__WORK REQUIRED__.
Only the lines with "JSON" in the entries below belong in the answer; please copy them.
================
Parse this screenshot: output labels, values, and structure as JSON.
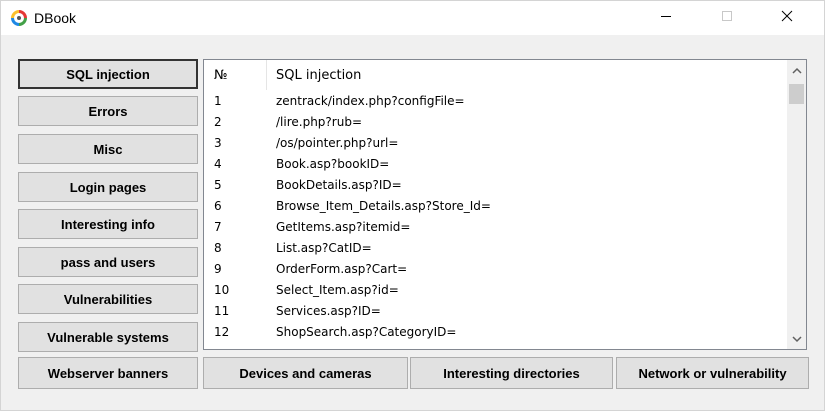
{
  "window": {
    "title": "DBook",
    "icon": "app-logo-icon"
  },
  "title_controls": {
    "minimize_icon": "minimize-icon",
    "maximize_icon": "maximize-icon",
    "close_icon": "close-icon"
  },
  "left_buttons": [
    "SQL injection",
    "Errors",
    "Misc",
    "Login pages",
    "Interesting info",
    "pass and users",
    "Vulnerabilities",
    "Vulnerable systems"
  ],
  "bottom_buttons": [
    "Webserver banners",
    "Devices and cameras",
    "Interesting directories",
    "Network or vulnerability"
  ],
  "list": {
    "columns": [
      "№",
      "SQL injection"
    ],
    "rows": [
      [
        "1",
        "zentrack/index.php?configFile="
      ],
      [
        "2",
        "/lire.php?rub="
      ],
      [
        "3",
        "/os/pointer.php?url="
      ],
      [
        "4",
        "Book.asp?bookID="
      ],
      [
        "5",
        "BookDetails.asp?ID="
      ],
      [
        "6",
        "Browse_Item_Details.asp?Store_Id="
      ],
      [
        "7",
        "GetItems.asp?itemid="
      ],
      [
        "8",
        "List.asp?CatID="
      ],
      [
        "9",
        "OrderForm.asp?Cart="
      ],
      [
        "10",
        "Select_Item.asp?id="
      ],
      [
        "11",
        "Services.asp?ID="
      ],
      [
        "12",
        "ShopSearch.asp?CategoryID="
      ]
    ]
  },
  "colors": {
    "window_bg": "#f0f0f0",
    "button_bg": "#e1e1e1",
    "list_bg": "#ffffff"
  }
}
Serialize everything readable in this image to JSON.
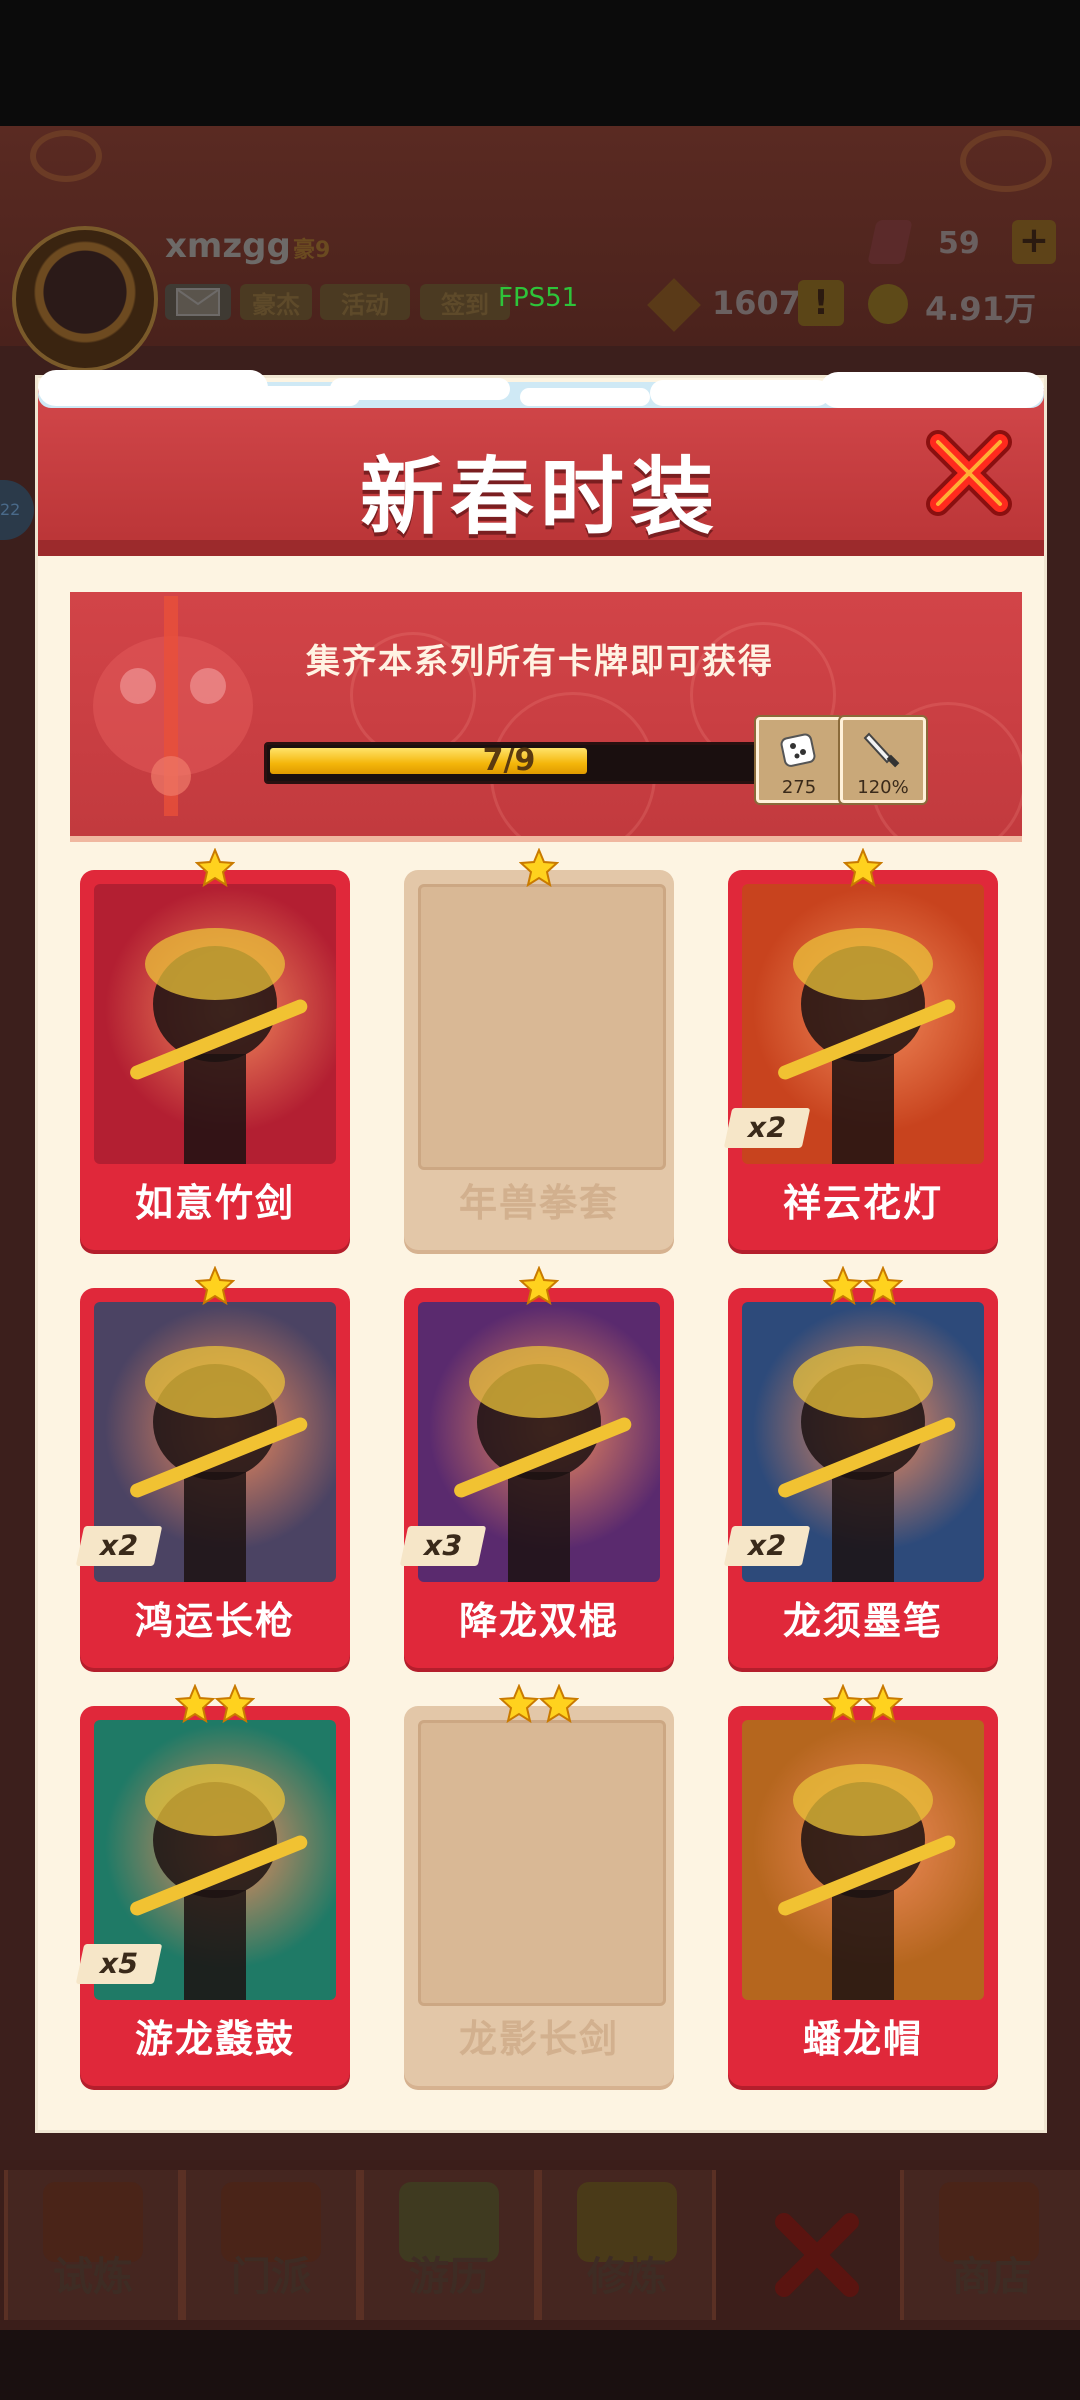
{
  "player": {
    "username": "xmzgg",
    "vip_label": "豪9",
    "chips": [
      "豪杰",
      "活动",
      "签到"
    ],
    "gems": "59",
    "coins": "1607",
    "gold": "4.91万",
    "side_badge": "22"
  },
  "debug": {
    "fps": "FPS51"
  },
  "dialog": {
    "title": "新春时装",
    "banner_text": "集齐本系列所有卡牌即可获得",
    "progress": {
      "current": 7,
      "total": 9,
      "label": "7/9",
      "fraction": 0.7778
    },
    "rewards": [
      {
        "icon": "dice-icon",
        "value": "275"
      },
      {
        "icon": "sword-icon",
        "value": "120%"
      }
    ]
  },
  "cards": [
    {
      "name": "如意竹剑",
      "stars": 1,
      "count": "",
      "owned": true,
      "art": "#b31f32"
    },
    {
      "name": "年兽拳套",
      "stars": 1,
      "count": "",
      "owned": false,
      "art": ""
    },
    {
      "name": "祥云花灯",
      "stars": 1,
      "count": "x2",
      "owned": true,
      "art": "#c8431e"
    },
    {
      "name": "鸿运长枪",
      "stars": 1,
      "count": "x2",
      "owned": true,
      "art": "#4b4363"
    },
    {
      "name": "降龙双棍",
      "stars": 1,
      "count": "x3",
      "owned": true,
      "art": "#5a2a6e"
    },
    {
      "name": "龙须墨笔",
      "stars": 2,
      "count": "x2",
      "owned": true,
      "art": "#2d4a7a"
    },
    {
      "name": "游龙鼗鼓",
      "stars": 2,
      "count": "x5",
      "owned": true,
      "art": "#1f7a66"
    },
    {
      "name": "龙影长剑",
      "stars": 2,
      "count": "",
      "owned": false,
      "art": ""
    },
    {
      "name": "蟠龙帽",
      "stars": 2,
      "count": "",
      "owned": true,
      "art": "#b5661e"
    }
  ],
  "bottom_nav": [
    "试炼",
    "门派",
    "游历",
    "修炼",
    "",
    "商店"
  ],
  "colors": {
    "accent_red": "#e0283a",
    "header_red": "#c93e40",
    "gold": "#f4b60a"
  }
}
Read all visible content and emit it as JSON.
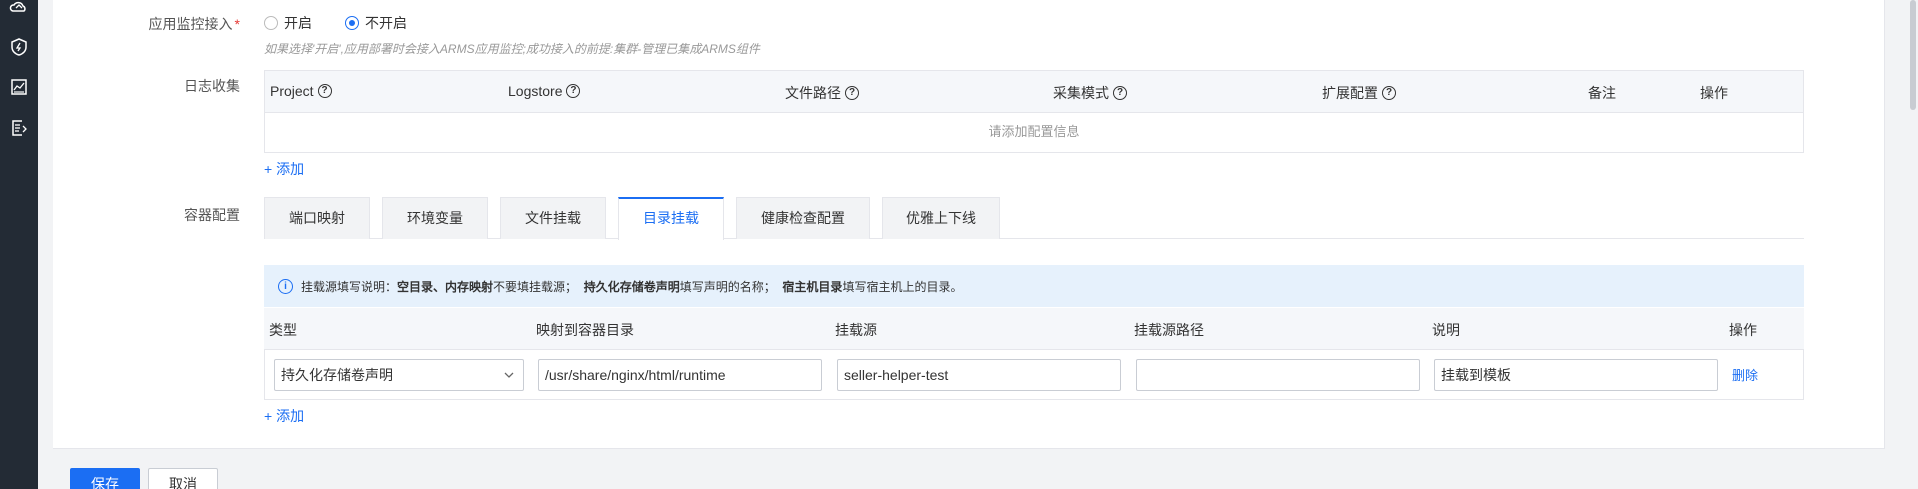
{
  "sidebar": {
    "icons": [
      "cloud-icon",
      "shield-icon",
      "chart-icon",
      "export-icon"
    ]
  },
  "monitor": {
    "label": "应用监控接入",
    "required_mark": "*",
    "option_on": "开启",
    "option_off": "不开启",
    "selected": "不开启",
    "hint": "如果选择'开启',应用部署时会接入ARMS应用监控;成功接入的前提:集群-管理已集成ARMS组件"
  },
  "log": {
    "label": "日志收集",
    "columns": [
      "Project",
      "Logstore",
      "文件路径",
      "采集模式",
      "扩展配置",
      "备注",
      "操作"
    ],
    "empty_text": "请添加配置信息",
    "add_label": "+ 添加"
  },
  "container": {
    "label": "容器配置",
    "tabs": [
      "端口映射",
      "环境变量",
      "文件挂载",
      "目录挂载",
      "健康检查配置",
      "优雅上下线"
    ],
    "active_tab": "目录挂载",
    "info": {
      "prefix": "挂载源填写说明：",
      "bold1": "空目录、内存映射",
      "text1": "不要填挂载源；",
      "bold2": "持久化存储卷声明",
      "text2": "填写声明的名称；",
      "bold3": "宿主机目录",
      "text3": "填写宿主机上的目录。"
    },
    "mount_columns": [
      "类型",
      "映射到容器目录",
      "挂载源",
      "挂载源路径",
      "说明",
      "操作"
    ],
    "rows": [
      {
        "type": "持久化存储卷声明",
        "container_path": "/usr/share/nginx/html/runtime",
        "source": "seller-helper-test",
        "source_path": "",
        "description": "挂载到模板",
        "action": "删除"
      }
    ],
    "add_label": "+ 添加"
  },
  "footer": {
    "save_label": "保存",
    "cancel_label": "取消"
  },
  "colors": {
    "primary": "#1b6ef3",
    "sidebar_bg": "#232b35",
    "info_bg": "#e6f1fc"
  }
}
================
__ANSWER TO THE PROBLEM__.
Parse this screenshot: output labels, values, and structure as JSON.
Serialize everything readable in this image to JSON.
Read all visible content and emit it as JSON.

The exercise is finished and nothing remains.